# EXERCISE DETAILS:
Your reply must be the number of lines in the entries that hold the word "this", and nothing else.
'''
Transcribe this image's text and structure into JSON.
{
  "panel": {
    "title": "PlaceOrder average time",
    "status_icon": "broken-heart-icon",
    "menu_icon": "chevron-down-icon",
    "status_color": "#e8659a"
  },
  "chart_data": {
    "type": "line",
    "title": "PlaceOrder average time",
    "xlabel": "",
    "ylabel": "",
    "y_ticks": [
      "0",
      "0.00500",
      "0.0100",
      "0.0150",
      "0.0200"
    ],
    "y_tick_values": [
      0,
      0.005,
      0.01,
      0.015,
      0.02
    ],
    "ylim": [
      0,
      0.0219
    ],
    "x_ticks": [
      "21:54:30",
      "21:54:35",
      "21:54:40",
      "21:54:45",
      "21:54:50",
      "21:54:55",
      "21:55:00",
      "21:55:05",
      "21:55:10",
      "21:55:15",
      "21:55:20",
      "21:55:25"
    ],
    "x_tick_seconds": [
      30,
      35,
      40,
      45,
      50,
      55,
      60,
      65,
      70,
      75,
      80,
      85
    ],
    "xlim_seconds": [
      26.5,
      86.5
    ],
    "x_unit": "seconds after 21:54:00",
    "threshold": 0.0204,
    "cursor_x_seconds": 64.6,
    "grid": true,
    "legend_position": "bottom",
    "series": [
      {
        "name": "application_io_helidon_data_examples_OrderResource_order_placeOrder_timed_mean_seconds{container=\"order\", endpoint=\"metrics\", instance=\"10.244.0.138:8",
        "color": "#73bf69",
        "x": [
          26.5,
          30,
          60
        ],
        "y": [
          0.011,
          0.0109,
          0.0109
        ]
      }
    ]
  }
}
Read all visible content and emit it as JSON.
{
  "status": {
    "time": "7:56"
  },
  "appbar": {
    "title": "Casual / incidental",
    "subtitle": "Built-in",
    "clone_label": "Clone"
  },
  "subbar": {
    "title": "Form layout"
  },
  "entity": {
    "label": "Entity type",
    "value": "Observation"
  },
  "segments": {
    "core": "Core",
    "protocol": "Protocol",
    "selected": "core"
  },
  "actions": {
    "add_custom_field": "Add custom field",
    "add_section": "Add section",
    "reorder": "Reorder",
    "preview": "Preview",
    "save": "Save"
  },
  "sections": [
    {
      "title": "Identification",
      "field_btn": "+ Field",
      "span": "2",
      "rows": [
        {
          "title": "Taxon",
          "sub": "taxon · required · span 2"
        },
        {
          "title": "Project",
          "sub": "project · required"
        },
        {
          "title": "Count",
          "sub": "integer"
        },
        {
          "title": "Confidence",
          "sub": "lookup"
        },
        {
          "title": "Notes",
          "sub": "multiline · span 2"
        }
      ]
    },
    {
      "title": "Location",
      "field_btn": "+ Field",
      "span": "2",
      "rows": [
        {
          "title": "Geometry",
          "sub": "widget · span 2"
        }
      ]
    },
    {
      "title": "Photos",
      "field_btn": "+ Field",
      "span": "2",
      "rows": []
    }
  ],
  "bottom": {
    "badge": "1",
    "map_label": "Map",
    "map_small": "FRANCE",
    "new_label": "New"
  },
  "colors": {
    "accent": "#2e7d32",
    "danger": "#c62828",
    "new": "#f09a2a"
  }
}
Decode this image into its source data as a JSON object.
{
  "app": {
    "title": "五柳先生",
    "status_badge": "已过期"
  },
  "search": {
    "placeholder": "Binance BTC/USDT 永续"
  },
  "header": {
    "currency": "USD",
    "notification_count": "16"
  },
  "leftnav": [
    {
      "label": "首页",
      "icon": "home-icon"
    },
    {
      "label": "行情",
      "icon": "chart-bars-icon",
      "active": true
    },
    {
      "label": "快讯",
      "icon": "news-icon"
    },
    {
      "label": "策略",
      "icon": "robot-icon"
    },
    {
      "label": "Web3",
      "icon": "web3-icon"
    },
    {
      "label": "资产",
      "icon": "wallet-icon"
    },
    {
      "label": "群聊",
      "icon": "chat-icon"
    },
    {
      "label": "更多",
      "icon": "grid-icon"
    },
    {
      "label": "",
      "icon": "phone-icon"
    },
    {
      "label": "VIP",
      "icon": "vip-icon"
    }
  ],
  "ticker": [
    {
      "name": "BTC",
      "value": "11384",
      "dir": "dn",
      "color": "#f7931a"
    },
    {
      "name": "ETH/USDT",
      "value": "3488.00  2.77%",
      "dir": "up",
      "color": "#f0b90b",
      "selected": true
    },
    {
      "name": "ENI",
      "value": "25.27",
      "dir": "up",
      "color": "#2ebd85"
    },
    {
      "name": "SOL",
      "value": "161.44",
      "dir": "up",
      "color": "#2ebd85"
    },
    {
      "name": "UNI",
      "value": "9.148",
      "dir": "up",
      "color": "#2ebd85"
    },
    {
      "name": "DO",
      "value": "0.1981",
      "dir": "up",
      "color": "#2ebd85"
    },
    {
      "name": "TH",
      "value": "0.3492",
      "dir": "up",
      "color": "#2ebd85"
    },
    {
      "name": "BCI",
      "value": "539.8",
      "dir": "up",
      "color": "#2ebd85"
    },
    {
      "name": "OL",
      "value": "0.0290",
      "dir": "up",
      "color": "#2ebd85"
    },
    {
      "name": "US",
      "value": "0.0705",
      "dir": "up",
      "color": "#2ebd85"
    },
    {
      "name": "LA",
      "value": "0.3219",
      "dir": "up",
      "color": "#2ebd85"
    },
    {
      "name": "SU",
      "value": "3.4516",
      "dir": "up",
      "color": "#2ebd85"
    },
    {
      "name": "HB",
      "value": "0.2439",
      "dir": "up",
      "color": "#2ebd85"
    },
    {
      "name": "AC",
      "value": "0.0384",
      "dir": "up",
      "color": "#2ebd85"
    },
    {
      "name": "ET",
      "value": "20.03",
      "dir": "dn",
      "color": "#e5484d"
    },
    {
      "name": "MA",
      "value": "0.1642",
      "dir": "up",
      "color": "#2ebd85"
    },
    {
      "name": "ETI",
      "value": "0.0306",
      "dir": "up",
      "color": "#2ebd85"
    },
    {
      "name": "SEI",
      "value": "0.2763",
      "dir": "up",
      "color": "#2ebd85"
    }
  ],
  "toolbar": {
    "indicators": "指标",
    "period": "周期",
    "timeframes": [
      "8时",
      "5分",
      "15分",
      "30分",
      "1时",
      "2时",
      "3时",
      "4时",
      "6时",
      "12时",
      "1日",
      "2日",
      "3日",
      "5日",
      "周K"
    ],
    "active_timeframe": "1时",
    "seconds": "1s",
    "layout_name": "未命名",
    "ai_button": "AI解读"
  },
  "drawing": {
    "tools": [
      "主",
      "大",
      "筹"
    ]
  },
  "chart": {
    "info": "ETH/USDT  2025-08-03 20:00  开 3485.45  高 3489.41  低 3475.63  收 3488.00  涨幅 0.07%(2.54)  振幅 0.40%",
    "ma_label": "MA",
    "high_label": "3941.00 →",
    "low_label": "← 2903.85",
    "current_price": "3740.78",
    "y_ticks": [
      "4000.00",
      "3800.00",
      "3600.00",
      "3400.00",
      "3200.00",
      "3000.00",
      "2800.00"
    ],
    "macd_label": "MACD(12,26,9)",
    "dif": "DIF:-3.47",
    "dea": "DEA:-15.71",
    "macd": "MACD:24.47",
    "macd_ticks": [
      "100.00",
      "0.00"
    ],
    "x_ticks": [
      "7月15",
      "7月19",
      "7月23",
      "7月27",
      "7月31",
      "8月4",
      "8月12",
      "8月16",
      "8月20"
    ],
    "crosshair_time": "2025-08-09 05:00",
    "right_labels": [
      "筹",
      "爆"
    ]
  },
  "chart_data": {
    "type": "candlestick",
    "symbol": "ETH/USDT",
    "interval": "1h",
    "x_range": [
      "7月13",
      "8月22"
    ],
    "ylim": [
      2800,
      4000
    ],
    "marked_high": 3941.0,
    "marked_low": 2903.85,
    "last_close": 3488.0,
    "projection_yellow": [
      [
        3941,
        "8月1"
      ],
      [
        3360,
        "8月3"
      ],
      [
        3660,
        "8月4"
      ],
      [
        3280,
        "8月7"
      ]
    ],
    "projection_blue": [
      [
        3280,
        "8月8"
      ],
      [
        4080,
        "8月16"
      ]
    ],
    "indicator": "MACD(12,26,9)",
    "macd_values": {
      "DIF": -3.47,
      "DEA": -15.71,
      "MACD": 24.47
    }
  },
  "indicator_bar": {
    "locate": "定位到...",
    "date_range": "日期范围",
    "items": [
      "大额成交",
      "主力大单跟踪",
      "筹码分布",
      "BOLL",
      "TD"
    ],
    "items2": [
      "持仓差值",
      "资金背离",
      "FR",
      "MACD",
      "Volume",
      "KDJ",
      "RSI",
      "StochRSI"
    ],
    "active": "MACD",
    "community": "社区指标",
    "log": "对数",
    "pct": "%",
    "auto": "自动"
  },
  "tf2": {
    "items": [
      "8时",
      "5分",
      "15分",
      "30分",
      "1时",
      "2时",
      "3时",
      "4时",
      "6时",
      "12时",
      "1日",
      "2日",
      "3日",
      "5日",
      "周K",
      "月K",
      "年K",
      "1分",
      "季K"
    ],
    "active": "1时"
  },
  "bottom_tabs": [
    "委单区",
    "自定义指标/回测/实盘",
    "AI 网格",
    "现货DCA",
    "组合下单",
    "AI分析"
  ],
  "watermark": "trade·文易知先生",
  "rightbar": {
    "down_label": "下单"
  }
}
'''
# SOLVED EXERCISE:
2